» Aim of the exercise
Restate each of the lines given below, word for word.

### Input material ###

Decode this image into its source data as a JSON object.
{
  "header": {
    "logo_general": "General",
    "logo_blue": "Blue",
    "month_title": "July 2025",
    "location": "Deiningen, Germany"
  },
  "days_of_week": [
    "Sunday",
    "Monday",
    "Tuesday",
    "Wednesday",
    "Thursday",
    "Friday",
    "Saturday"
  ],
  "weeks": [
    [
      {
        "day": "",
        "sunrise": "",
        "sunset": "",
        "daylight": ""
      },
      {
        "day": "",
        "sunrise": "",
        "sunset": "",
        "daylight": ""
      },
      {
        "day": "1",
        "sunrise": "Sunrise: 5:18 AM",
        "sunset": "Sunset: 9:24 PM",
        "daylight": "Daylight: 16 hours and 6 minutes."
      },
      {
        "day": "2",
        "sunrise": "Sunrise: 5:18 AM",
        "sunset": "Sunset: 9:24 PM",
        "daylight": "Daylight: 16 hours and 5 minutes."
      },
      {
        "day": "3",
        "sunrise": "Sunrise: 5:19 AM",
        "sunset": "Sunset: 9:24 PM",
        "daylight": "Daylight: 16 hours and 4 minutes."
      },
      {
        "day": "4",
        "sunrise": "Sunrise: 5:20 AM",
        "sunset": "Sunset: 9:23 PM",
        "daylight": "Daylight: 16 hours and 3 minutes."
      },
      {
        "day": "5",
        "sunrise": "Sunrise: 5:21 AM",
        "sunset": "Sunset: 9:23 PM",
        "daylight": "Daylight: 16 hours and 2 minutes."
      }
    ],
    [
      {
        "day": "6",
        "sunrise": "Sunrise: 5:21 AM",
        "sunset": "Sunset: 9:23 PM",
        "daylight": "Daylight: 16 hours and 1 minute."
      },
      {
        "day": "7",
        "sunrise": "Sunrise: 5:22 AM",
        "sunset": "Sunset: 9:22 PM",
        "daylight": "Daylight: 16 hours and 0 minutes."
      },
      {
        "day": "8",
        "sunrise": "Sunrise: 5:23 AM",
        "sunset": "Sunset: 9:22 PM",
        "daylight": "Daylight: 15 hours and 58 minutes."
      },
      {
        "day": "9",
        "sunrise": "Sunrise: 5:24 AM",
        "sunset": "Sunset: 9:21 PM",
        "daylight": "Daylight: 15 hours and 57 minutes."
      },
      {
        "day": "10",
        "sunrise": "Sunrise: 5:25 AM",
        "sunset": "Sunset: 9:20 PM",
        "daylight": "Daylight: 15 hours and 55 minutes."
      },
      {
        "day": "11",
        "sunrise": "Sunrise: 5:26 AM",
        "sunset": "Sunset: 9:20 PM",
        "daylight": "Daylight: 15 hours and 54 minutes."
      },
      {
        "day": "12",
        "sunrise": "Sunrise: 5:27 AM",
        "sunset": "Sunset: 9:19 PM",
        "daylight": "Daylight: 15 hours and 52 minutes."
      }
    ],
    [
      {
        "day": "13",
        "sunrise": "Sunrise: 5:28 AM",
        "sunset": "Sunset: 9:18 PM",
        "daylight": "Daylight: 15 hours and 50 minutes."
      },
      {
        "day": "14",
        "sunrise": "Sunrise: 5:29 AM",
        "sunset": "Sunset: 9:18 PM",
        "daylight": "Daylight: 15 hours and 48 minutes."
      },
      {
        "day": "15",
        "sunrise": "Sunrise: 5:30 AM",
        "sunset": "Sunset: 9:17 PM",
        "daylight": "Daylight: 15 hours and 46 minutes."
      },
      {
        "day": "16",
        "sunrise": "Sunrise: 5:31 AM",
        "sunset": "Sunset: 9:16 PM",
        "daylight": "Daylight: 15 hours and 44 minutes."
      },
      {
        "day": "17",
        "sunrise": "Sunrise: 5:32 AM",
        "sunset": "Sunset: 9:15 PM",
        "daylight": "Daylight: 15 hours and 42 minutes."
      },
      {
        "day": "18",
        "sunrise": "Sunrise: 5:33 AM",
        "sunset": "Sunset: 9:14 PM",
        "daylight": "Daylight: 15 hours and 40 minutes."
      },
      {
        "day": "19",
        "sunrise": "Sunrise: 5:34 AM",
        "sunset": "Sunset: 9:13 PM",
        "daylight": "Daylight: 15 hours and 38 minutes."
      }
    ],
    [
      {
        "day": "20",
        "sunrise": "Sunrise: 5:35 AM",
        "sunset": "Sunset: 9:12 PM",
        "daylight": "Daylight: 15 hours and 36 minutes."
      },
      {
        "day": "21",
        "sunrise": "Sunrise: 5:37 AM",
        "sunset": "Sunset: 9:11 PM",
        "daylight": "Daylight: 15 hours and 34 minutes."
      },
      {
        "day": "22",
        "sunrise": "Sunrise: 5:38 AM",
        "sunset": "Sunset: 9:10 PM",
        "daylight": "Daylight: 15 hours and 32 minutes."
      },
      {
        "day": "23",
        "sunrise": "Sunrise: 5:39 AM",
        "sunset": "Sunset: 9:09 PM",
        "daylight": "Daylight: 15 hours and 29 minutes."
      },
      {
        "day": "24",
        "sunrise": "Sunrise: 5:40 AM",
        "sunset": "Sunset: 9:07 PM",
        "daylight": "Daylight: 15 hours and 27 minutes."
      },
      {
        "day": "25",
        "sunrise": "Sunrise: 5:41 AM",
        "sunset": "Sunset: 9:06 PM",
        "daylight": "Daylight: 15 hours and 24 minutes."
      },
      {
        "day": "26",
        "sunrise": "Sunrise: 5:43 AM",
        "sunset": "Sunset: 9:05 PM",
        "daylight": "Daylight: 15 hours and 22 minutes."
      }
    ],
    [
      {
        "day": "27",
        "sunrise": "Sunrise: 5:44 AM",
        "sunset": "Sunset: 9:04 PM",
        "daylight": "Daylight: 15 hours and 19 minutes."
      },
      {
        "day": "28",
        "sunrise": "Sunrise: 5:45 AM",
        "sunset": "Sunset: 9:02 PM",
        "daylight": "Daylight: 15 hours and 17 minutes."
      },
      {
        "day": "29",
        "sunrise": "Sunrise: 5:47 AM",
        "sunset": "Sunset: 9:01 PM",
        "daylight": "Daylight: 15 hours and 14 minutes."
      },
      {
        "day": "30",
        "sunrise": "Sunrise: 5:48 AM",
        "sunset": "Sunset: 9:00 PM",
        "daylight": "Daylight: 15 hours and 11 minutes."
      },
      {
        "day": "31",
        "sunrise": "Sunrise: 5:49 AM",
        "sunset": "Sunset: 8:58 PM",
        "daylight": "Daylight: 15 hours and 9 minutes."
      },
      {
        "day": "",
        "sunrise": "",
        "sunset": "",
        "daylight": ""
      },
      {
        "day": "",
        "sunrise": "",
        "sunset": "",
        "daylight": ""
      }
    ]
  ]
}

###

» Your solution
Decode this image into its source data as a JSON object.
{
  "header": {
    "logo_general": "General",
    "logo_blue": "Blue",
    "month_title": "July 2025",
    "location": "Deiningen, Germany"
  },
  "days_of_week": [
    "Sunday",
    "Monday",
    "Tuesday",
    "Wednesday",
    "Thursday",
    "Friday",
    "Saturday"
  ],
  "weeks": [
    [
      {
        "day": "",
        "sunrise": "",
        "sunset": "",
        "daylight": ""
      },
      {
        "day": "",
        "sunrise": "",
        "sunset": "",
        "daylight": ""
      },
      {
        "day": "1",
        "sunrise": "Sunrise: 5:18 AM",
        "sunset": "Sunset: 9:24 PM",
        "daylight": "Daylight: 16 hours and 6 minutes."
      },
      {
        "day": "2",
        "sunrise": "Sunrise: 5:18 AM",
        "sunset": "Sunset: 9:24 PM",
        "daylight": "Daylight: 16 hours and 5 minutes."
      },
      {
        "day": "3",
        "sunrise": "Sunrise: 5:19 AM",
        "sunset": "Sunset: 9:24 PM",
        "daylight": "Daylight: 16 hours and 4 minutes."
      },
      {
        "day": "4",
        "sunrise": "Sunrise: 5:20 AM",
        "sunset": "Sunset: 9:23 PM",
        "daylight": "Daylight: 16 hours and 3 minutes."
      },
      {
        "day": "5",
        "sunrise": "Sunrise: 5:21 AM",
        "sunset": "Sunset: 9:23 PM",
        "daylight": "Daylight: 16 hours and 2 minutes."
      }
    ],
    [
      {
        "day": "6",
        "sunrise": "Sunrise: 5:21 AM",
        "sunset": "Sunset: 9:23 PM",
        "daylight": "Daylight: 16 hours and 1 minute."
      },
      {
        "day": "7",
        "sunrise": "Sunrise: 5:22 AM",
        "sunset": "Sunset: 9:22 PM",
        "daylight": "Daylight: 16 hours and 0 minutes."
      },
      {
        "day": "8",
        "sunrise": "Sunrise: 5:23 AM",
        "sunset": "Sunset: 9:22 PM",
        "daylight": "Daylight: 15 hours and 58 minutes."
      },
      {
        "day": "9",
        "sunrise": "Sunrise: 5:24 AM",
        "sunset": "Sunset: 9:21 PM",
        "daylight": "Daylight: 15 hours and 57 minutes."
      },
      {
        "day": "10",
        "sunrise": "Sunrise: 5:25 AM",
        "sunset": "Sunset: 9:20 PM",
        "daylight": "Daylight: 15 hours and 55 minutes."
      },
      {
        "day": "11",
        "sunrise": "Sunrise: 5:26 AM",
        "sunset": "Sunset: 9:20 PM",
        "daylight": "Daylight: 15 hours and 54 minutes."
      },
      {
        "day": "12",
        "sunrise": "Sunrise: 5:27 AM",
        "sunset": "Sunset: 9:19 PM",
        "daylight": "Daylight: 15 hours and 52 minutes."
      }
    ],
    [
      {
        "day": "13",
        "sunrise": "Sunrise: 5:28 AM",
        "sunset": "Sunset: 9:18 PM",
        "daylight": "Daylight: 15 hours and 50 minutes."
      },
      {
        "day": "14",
        "sunrise": "Sunrise: 5:29 AM",
        "sunset": "Sunset: 9:18 PM",
        "daylight": "Daylight: 15 hours and 48 minutes."
      },
      {
        "day": "15",
        "sunrise": "Sunrise: 5:30 AM",
        "sunset": "Sunset: 9:17 PM",
        "daylight": "Daylight: 15 hours and 46 minutes."
      },
      {
        "day": "16",
        "sunrise": "Sunrise: 5:31 AM",
        "sunset": "Sunset: 9:16 PM",
        "daylight": "Daylight: 15 hours and 44 minutes."
      },
      {
        "day": "17",
        "sunrise": "Sunrise: 5:32 AM",
        "sunset": "Sunset: 9:15 PM",
        "daylight": "Daylight: 15 hours and 42 minutes."
      },
      {
        "day": "18",
        "sunrise": "Sunrise: 5:33 AM",
        "sunset": "Sunset: 9:14 PM",
        "daylight": "Daylight: 15 hours and 40 minutes."
      },
      {
        "day": "19",
        "sunrise": "Sunrise: 5:34 AM",
        "sunset": "Sunset: 9:13 PM",
        "daylight": "Daylight: 15 hours and 38 minutes."
      }
    ],
    [
      {
        "day": "20",
        "sunrise": "Sunrise: 5:35 AM",
        "sunset": "Sunset: 9:12 PM",
        "daylight": "Daylight: 15 hours and 36 minutes."
      },
      {
        "day": "21",
        "sunrise": "Sunrise: 5:37 AM",
        "sunset": "Sunset: 9:11 PM",
        "daylight": "Daylight: 15 hours and 34 minutes."
      },
      {
        "day": "22",
        "sunrise": "Sunrise: 5:38 AM",
        "sunset": "Sunset: 9:10 PM",
        "daylight": "Daylight: 15 hours and 32 minutes."
      },
      {
        "day": "23",
        "sunrise": "Sunrise: 5:39 AM",
        "sunset": "Sunset: 9:09 PM",
        "daylight": "Daylight: 15 hours and 29 minutes."
      },
      {
        "day": "24",
        "sunrise": "Sunrise: 5:40 AM",
        "sunset": "Sunset: 9:07 PM",
        "daylight": "Daylight: 15 hours and 27 minutes."
      },
      {
        "day": "25",
        "sunrise": "Sunrise: 5:41 AM",
        "sunset": "Sunset: 9:06 PM",
        "daylight": "Daylight: 15 hours and 24 minutes."
      },
      {
        "day": "26",
        "sunrise": "Sunrise: 5:43 AM",
        "sunset": "Sunset: 9:05 PM",
        "daylight": "Daylight: 15 hours and 22 minutes."
      }
    ],
    [
      {
        "day": "27",
        "sunrise": "Sunrise: 5:44 AM",
        "sunset": "Sunset: 9:04 PM",
        "daylight": "Daylight: 15 hours and 19 minutes."
      },
      {
        "day": "28",
        "sunrise": "Sunrise: 5:45 AM",
        "sunset": "Sunset: 9:02 PM",
        "daylight": "Daylight: 15 hours and 17 minutes."
      },
      {
        "day": "29",
        "sunrise": "Sunrise: 5:47 AM",
        "sunset": "Sunset: 9:01 PM",
        "daylight": "Daylight: 15 hours and 14 minutes."
      },
      {
        "day": "30",
        "sunrise": "Sunrise: 5:48 AM",
        "sunset": "Sunset: 9:00 PM",
        "daylight": "Daylight: 15 hours and 11 minutes."
      },
      {
        "day": "31",
        "sunrise": "Sunrise: 5:49 AM",
        "sunset": "Sunset: 8:58 PM",
        "daylight": "Daylight: 15 hours and 9 minutes."
      },
      {
        "day": "",
        "sunrise": "",
        "sunset": "",
        "daylight": ""
      },
      {
        "day": "",
        "sunrise": "",
        "sunset": "",
        "daylight": ""
      }
    ]
  ]
}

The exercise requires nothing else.